At first I considered that Kouroumalos may have used the Classical sculpture and red figure vase fragments for a similar reason, that is, to evoke a universalized lamentation of humanity and time. This has been done many times before, and those versed in Western art history will have encountered mutable references to Greek antiquity in numerous ways. Most notably, 18th century art historian Johann Joachim Winckelmann instrumentally defined the “noble simplicity and calm grandeur” (4) of this ancient visual culture. Yet, for Kouroumalos and de Chirico, these objects largely masquerade as familiar—the nod to the classics is something else. I realized that since the artists are of Greek origins, they cease to act as those “seen by men in general,” (5) and instead gently disclose specific information about them. What Kouroumalos presents are emblematic pieces of her unique personal narrative and history; she offers pictorial insight into the identity of the person who sings the love song, or rather, who sleeps in that four-poster bed at night.
This is a point that should be considered with care, particularly during the push toward a more pluralist understanding of history. While these busts may feel familiar, the canon of art represents Classical objects in a frame that was specially reimagined and repurposed toward a Western—and not Greek—narrative. Thus, regardless of whether it is real or imagined, Kouroumalos’ bedrooms full of contemporary, traditional orthodox, and ancient Greek decorations, delineates an important living cultural continuity that is separable from the Western construction of history and representation. Others may have decided to play out the “Choose Your Own Adventure” game of Kouroumalos’ Snakes Under My Bed differently; as with the snakes in continuous and segmented ouroboros, the beginnings and endings are multiple. These trails exist solely within the role of the predetermined protagonist, unfolding their own unique history and narrative. And so, as viewers, we each must remain spiraling amongst the incoherence of the signs that breach and bridge the isolated scenes of her singular mind.
1. “Kanon” in this sense referring to the written aesthetic treatise by ancient Greek sculptor Polykleitos (active ca. 450-420 BCE), which exemplified his concept of a body’s artistic perfection as devised through mathematical proportions. This name also leant itself to a nude male sculpture he designed in conjunction to the written treatise and referred to as “rule” or “example.”
2. Lucia of Syracuse, otherwise known as Saint Lucy, is the patron saint of the blind in Catholicism, and as such is often shown holding a dish with eyes.
3. de Chirico, Giorgio. On Metaphysical Art, 1919.
4. Winckelmann, Johann Joachim.

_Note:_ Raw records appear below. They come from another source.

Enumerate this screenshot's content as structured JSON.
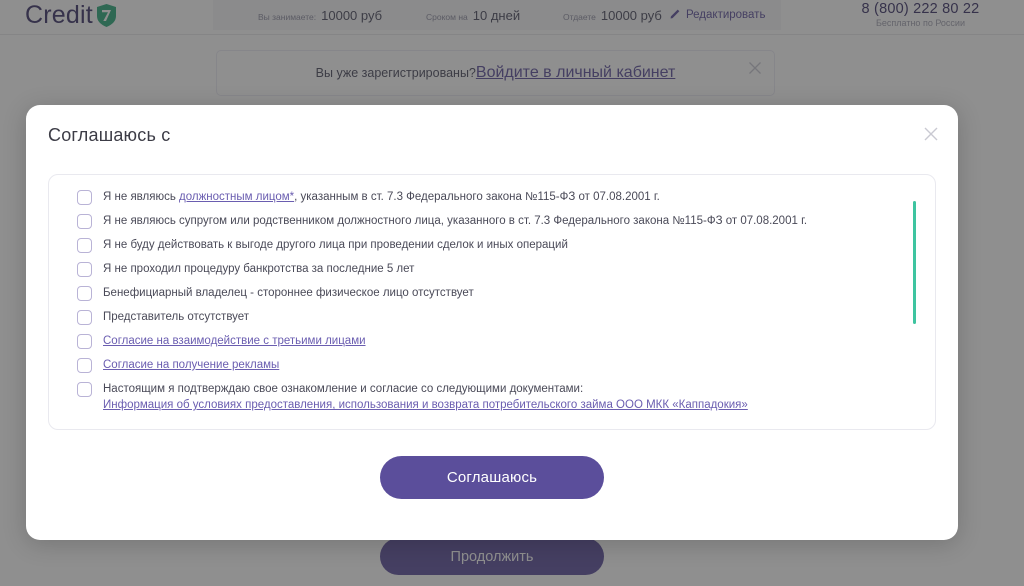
{
  "header": {
    "logo_text": "Credit",
    "logo_mark": "seven-shield-logo",
    "calculator": [
      {
        "label": "Вы занимаете:",
        "value": "10000 руб"
      },
      {
        "label": "Сроком на",
        "value": "10 дней"
      },
      {
        "label": "Отдаете",
        "value": "10000 руб"
      }
    ],
    "edit_label": "Редактировать",
    "edit_icon": "pencil-icon",
    "phone": "8 (800) 222 80 22",
    "phone_sub": "Бесплатно по России"
  },
  "notice": {
    "text": "Вы уже зарегистрированы?",
    "link": "Войдите в личный кабинет",
    "close_icon": "close-icon"
  },
  "page": {
    "continue_label": "Продолжить"
  },
  "modal": {
    "title": "Соглашаюсь с",
    "close_icon": "close-icon",
    "agree_label": "Соглашаюсь",
    "scrollbar_color": "#3ec4a0",
    "accent_color": "#5b4e9b",
    "items": [
      {
        "type": "rich",
        "pre": "Я не являюсь ",
        "link": "должностным лицом*",
        "post": ", указанным в ст. 7.3 Федерального закона №115-ФЗ от 07.08.2001 г."
      },
      {
        "type": "text",
        "text": "Я не являюсь супругом или родственником должностного лица, указанного в ст. 7.3 Федерального закона №115-ФЗ от 07.08.2001 г."
      },
      {
        "type": "text",
        "text": "Я не буду действовать к выгоде другого лица при проведении сделок и иных операций"
      },
      {
        "type": "text",
        "text": "Я не проходил процедуру банкротства за последние 5 лет"
      },
      {
        "type": "text",
        "text": "Бенефициарный владелец - стороннее физическое лицо отсутствует"
      },
      {
        "type": "text",
        "text": "Представитель отсутствует"
      },
      {
        "type": "link",
        "text": "Согласие на взаимодействие с третьими лицами"
      },
      {
        "type": "link",
        "text": "Согласие на получение рекламы"
      },
      {
        "type": "documents",
        "text": "Настоящим я подтверждаю свое ознакомление и согласие со следующими документами:",
        "doc": "Информация об условиях предоставления, использования и возврата потребительского займа ООО МКК «Каппадокия»"
      }
    ]
  }
}
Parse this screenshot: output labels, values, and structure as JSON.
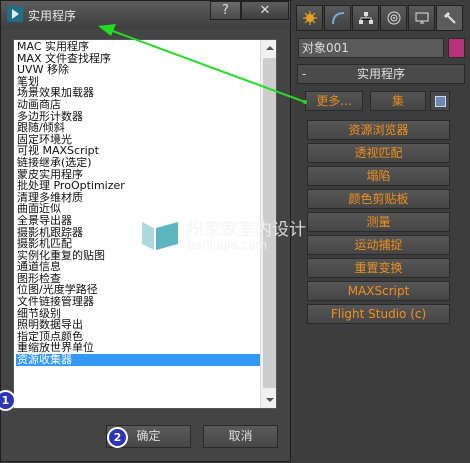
{
  "dialog": {
    "title": "实用程序",
    "help_label": "?",
    "close_label": "✕",
    "items": [
      "MAC 实用程序",
      "MAX 文件查找程序",
      "UVW 移除",
      "笔划",
      "场景效果加载器",
      "动画商店",
      "多边形计数器",
      "跟随/倾斜",
      "固定环境光",
      "可视 MAXScript",
      "链接继承(选定)",
      "蒙皮实用程序",
      "批处理 ProOptimizer",
      "清理多维材质",
      "曲面近似",
      "全景导出器",
      "摄影机跟踪器",
      "摄影机匹配",
      "实例化重复的贴图",
      "通道信息",
      "图形检查",
      "位图/光度学路径",
      "文件链接管理器",
      "细节级别",
      "照明数据导出",
      "指定顶点颜色",
      "重缩放世界单位",
      "资源收集器"
    ],
    "selected_item": "资源收集器",
    "ok_label": "确定",
    "cancel_label": "取消",
    "badge1": "1",
    "badge2": "2"
  },
  "panel": {
    "object_name": "对象001",
    "object_color": "#b9317a",
    "rollout_minus": "-",
    "rollout_title": "实用程序",
    "more_label": "更多...",
    "sets_label": "集",
    "utilities": [
      "资源浏览器",
      "透视匹配",
      "塌陷",
      "颜色剪贴板",
      "测量",
      "运动捕捉",
      "重置变换",
      "MAXScript",
      "Flight Studio (c)"
    ],
    "tabs": [
      "create-icon",
      "modify-icon",
      "hierarchy-icon",
      "motion-icon",
      "display-icon",
      "utilities-icon"
    ]
  },
  "watermark": {
    "title": "扮家家室内设计",
    "url": "banjiajia.com"
  },
  "colors": {
    "selection": "#3399ff",
    "button_text": "#f0901c",
    "arrow": "#22dd22",
    "badge": "#2b35b8"
  }
}
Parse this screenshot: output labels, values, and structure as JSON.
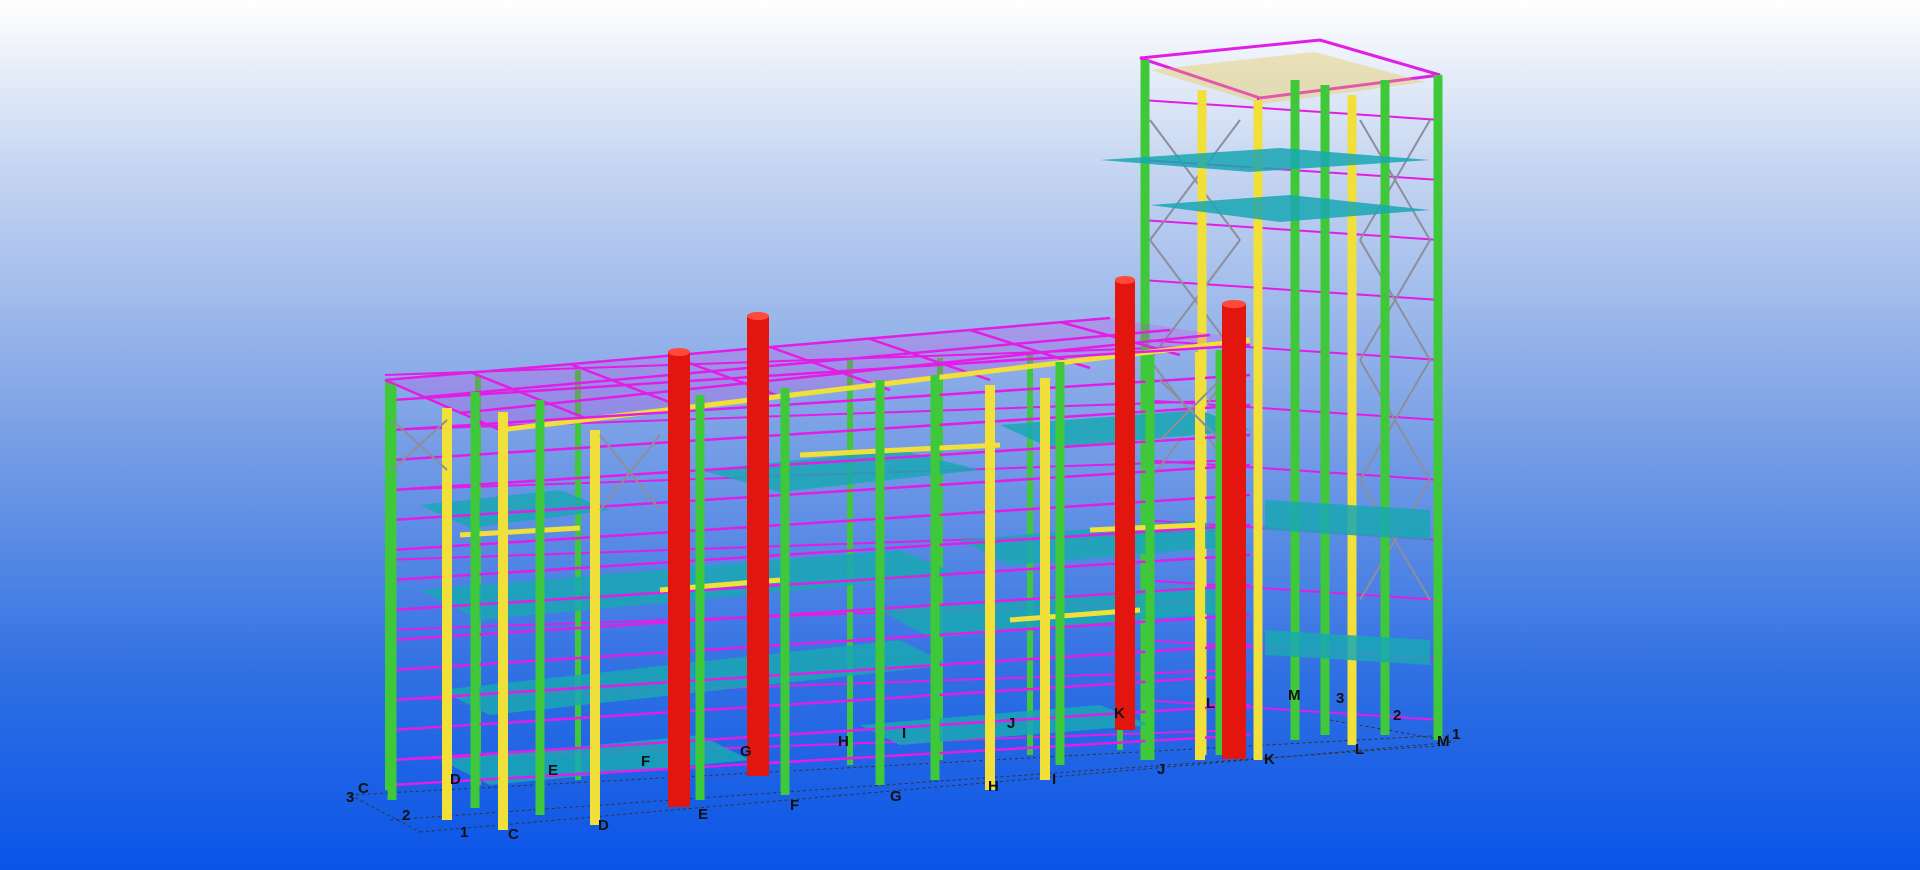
{
  "viewport": {
    "background_top": "#ffffff",
    "background_bottom": "#0a55e8"
  },
  "colors": {
    "column_green": "#3fc93a",
    "column_yellow": "#f2e03a",
    "beam_magenta": "#e21ee6",
    "floor_teal": "#1aa7b4",
    "vessel_red": "#e3150f",
    "brace_grey": "#8d8d9c",
    "label_text": "#111111"
  },
  "grid_labels": {
    "front_C": "C",
    "front_D": "D",
    "front_E": "E",
    "front_F": "F",
    "front_G": "G",
    "front_H": "H",
    "front_I": "I",
    "front_J": "J",
    "front_K": "K",
    "front_L": "L",
    "front_M": "M",
    "front_1": "1",
    "back_C": "C",
    "back_D": "D",
    "back_E": "E",
    "back_F": "F",
    "back_G": "G",
    "back_H": "H",
    "back_I": "I",
    "back_J": "J",
    "back_K": "K",
    "back_L": "L",
    "back_M": "M",
    "left_3": "3",
    "left_2": "2",
    "left_1": "1",
    "right_3": "3",
    "right_2": "2"
  }
}
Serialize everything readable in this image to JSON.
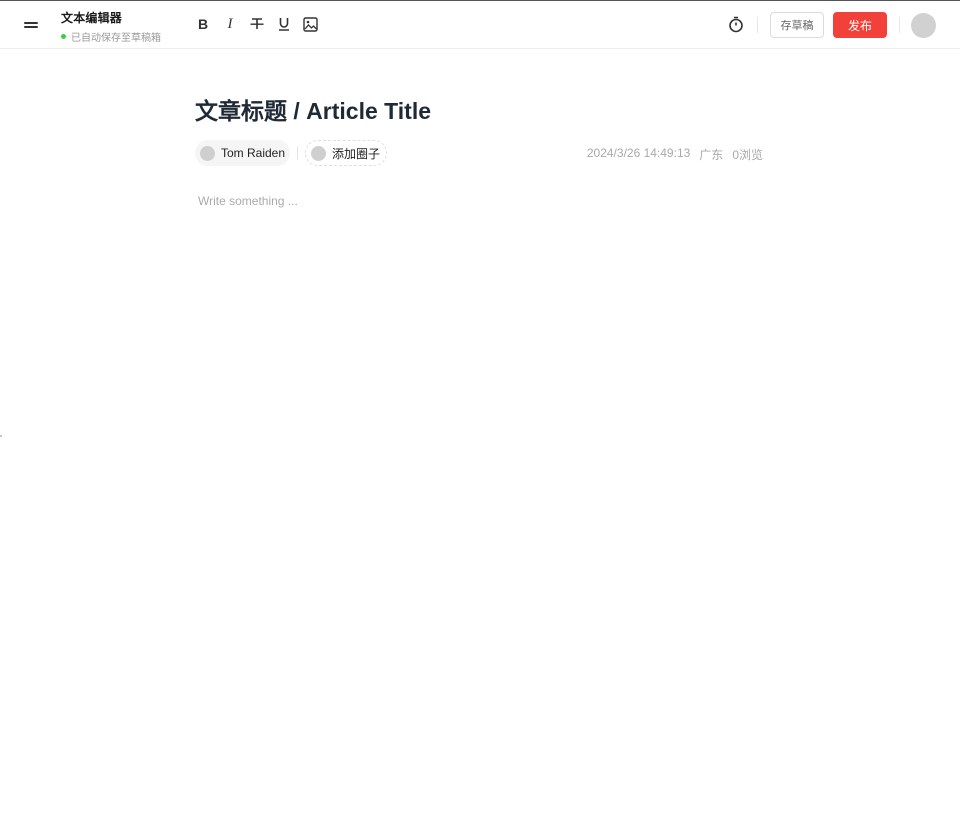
{
  "header": {
    "app_title": "文本编辑器",
    "save_status": "已自动保存至草稿箱",
    "status_color": "#3ecf3e",
    "toolbar": [
      {
        "name": "bold",
        "glyph": "B"
      },
      {
        "name": "italic",
        "glyph": "I"
      },
      {
        "name": "strikethrough",
        "icon": "strikethrough-icon"
      },
      {
        "name": "underline",
        "glyph": "U"
      },
      {
        "name": "image",
        "icon": "image-icon"
      }
    ],
    "timer_icon": "timer-icon",
    "draft_label": "存草稿",
    "publish_label": "发布",
    "publish_color": "#f2403a"
  },
  "article": {
    "title": "文章标题 / Article Title",
    "author": "Tom Raiden",
    "add_circle": "添加圈子",
    "datetime": "2024/3/26 14:49:13",
    "location": "广东",
    "views": "0浏览",
    "placeholder": "Write something ..."
  }
}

Reflections on the painting and sculpture of the Greeks: with Instructions for the connoisseur, and an essay On grace in works of art. 1755. Note: in certain translations of this text the word “calm” is substituted for alike others such as “quiet” or “sedate.
5. de Chirico, 1919.
Snakes Under my Bed ran from November 25 – December 22, 2018 at Main Street in Toronto, ON.
Feature Image: Ouroboros of antiquity, 2018 by Peggy Kouroumalos. Photo courtesy of Main Street.